Work out how many lines in these entries include the string "DEMO", and give only that figure.

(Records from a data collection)
--------------------

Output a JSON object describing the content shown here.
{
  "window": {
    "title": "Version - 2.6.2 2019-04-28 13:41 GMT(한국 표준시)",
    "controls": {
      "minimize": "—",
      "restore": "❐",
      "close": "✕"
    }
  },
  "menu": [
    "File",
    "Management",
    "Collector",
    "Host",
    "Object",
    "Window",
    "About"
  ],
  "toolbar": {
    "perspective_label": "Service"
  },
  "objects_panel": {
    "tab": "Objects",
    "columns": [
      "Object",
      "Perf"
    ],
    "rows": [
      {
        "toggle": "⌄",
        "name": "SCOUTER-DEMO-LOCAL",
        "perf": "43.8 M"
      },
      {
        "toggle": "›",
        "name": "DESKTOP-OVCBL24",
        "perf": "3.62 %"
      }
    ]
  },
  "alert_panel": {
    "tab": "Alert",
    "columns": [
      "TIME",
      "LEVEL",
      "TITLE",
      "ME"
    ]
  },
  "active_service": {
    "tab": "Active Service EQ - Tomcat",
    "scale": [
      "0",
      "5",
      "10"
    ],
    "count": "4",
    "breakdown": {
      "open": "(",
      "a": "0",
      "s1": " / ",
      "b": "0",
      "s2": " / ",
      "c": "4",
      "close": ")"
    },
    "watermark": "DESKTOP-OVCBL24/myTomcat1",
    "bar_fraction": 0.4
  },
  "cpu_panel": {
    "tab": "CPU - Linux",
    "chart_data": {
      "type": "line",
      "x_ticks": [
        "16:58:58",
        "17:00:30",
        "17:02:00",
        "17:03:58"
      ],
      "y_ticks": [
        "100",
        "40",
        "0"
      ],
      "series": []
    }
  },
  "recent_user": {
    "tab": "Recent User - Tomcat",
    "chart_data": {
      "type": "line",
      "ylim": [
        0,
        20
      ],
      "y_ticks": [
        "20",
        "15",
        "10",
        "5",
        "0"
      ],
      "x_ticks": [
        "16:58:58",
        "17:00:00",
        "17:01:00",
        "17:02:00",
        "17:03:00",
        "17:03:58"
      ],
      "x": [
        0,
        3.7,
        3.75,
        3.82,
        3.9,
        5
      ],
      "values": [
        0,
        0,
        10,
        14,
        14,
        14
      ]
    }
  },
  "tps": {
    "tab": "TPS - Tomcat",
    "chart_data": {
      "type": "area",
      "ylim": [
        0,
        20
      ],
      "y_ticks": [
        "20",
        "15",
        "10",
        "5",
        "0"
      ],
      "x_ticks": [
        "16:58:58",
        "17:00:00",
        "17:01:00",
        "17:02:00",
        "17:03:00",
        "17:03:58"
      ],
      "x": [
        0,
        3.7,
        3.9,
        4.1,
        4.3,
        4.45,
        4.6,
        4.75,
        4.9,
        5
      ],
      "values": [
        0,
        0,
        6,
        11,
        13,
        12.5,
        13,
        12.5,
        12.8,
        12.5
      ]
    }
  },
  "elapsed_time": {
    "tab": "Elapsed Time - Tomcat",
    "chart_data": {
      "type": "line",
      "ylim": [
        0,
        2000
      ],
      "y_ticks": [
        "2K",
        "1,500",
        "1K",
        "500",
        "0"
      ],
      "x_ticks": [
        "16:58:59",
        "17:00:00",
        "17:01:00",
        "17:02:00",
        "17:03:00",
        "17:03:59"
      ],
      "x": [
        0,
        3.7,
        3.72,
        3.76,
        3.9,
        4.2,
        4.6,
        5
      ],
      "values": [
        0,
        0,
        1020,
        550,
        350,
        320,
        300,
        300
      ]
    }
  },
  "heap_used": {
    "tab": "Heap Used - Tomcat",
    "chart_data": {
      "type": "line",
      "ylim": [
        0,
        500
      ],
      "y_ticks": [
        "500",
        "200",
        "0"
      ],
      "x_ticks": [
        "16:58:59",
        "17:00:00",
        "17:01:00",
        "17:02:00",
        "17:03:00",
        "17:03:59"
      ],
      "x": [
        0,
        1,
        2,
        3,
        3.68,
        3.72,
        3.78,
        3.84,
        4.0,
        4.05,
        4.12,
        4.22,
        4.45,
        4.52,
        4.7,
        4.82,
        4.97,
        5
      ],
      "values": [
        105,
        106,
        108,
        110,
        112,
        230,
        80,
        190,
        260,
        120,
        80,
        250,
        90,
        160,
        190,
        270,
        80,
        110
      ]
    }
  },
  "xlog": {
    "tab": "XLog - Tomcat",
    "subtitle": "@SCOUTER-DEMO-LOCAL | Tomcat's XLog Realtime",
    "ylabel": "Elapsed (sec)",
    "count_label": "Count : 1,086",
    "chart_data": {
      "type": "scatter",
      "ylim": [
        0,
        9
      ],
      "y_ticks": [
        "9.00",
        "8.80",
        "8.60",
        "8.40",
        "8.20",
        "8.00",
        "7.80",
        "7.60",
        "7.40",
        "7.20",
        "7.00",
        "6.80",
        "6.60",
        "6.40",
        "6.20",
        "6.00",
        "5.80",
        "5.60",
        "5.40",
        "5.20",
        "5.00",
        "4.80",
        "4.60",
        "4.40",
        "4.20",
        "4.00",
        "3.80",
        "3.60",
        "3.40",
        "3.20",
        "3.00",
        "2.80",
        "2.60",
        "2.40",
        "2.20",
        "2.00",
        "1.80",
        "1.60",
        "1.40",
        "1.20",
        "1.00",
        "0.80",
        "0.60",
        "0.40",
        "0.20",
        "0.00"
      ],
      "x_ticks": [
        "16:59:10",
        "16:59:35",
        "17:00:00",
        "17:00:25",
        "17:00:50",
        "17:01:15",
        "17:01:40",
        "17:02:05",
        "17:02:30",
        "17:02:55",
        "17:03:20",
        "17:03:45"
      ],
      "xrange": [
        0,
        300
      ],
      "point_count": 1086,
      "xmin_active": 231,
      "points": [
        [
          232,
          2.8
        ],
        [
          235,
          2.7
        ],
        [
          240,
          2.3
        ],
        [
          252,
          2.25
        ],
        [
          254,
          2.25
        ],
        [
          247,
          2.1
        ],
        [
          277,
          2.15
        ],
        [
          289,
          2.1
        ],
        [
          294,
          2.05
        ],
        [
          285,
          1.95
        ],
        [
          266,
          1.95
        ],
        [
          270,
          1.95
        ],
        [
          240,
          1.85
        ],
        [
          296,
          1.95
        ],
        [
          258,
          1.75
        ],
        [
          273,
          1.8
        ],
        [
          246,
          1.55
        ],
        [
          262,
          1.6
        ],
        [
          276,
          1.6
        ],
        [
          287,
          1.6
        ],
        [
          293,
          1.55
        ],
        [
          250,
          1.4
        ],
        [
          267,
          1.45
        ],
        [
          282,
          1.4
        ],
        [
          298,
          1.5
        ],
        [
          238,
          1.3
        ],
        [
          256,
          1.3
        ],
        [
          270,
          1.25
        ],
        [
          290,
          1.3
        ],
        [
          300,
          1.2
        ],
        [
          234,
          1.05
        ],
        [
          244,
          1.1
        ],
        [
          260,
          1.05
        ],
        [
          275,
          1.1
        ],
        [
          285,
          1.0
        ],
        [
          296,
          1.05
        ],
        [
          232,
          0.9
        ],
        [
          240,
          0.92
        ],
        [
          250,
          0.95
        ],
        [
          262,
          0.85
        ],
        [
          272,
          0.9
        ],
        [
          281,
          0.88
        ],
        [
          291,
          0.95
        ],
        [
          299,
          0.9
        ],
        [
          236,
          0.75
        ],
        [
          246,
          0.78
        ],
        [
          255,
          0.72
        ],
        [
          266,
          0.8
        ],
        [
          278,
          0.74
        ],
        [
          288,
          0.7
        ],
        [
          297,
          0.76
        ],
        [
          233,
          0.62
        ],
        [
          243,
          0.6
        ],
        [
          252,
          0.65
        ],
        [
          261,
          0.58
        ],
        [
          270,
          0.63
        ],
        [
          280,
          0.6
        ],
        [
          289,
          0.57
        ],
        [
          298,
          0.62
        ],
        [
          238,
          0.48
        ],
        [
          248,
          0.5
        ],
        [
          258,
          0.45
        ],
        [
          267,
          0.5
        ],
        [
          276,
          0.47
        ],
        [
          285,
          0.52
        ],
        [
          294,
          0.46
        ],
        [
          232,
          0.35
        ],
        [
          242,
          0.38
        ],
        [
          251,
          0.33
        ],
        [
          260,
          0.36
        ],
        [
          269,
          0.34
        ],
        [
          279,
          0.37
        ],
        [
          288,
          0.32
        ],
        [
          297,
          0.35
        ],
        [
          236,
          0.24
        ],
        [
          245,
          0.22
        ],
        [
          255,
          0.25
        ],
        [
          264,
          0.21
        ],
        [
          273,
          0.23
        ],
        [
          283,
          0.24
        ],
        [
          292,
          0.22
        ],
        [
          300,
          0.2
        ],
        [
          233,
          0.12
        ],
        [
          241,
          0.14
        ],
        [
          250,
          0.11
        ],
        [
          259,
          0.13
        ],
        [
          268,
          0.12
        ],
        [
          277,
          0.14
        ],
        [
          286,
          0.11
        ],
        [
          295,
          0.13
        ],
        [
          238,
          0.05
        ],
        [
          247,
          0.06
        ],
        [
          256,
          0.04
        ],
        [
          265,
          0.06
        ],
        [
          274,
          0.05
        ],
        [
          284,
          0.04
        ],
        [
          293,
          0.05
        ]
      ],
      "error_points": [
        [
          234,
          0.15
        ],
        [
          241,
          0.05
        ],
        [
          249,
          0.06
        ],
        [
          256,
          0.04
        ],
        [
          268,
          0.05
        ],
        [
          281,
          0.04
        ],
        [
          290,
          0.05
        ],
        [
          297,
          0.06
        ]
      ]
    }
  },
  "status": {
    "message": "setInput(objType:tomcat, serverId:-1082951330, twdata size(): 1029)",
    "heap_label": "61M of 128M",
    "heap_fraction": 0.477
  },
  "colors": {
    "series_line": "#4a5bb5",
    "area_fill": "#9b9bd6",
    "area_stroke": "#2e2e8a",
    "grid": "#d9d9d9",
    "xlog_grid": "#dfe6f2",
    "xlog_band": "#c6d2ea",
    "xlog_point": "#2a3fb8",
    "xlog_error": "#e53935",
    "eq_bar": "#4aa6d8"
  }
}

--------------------

> _Answer section_:
2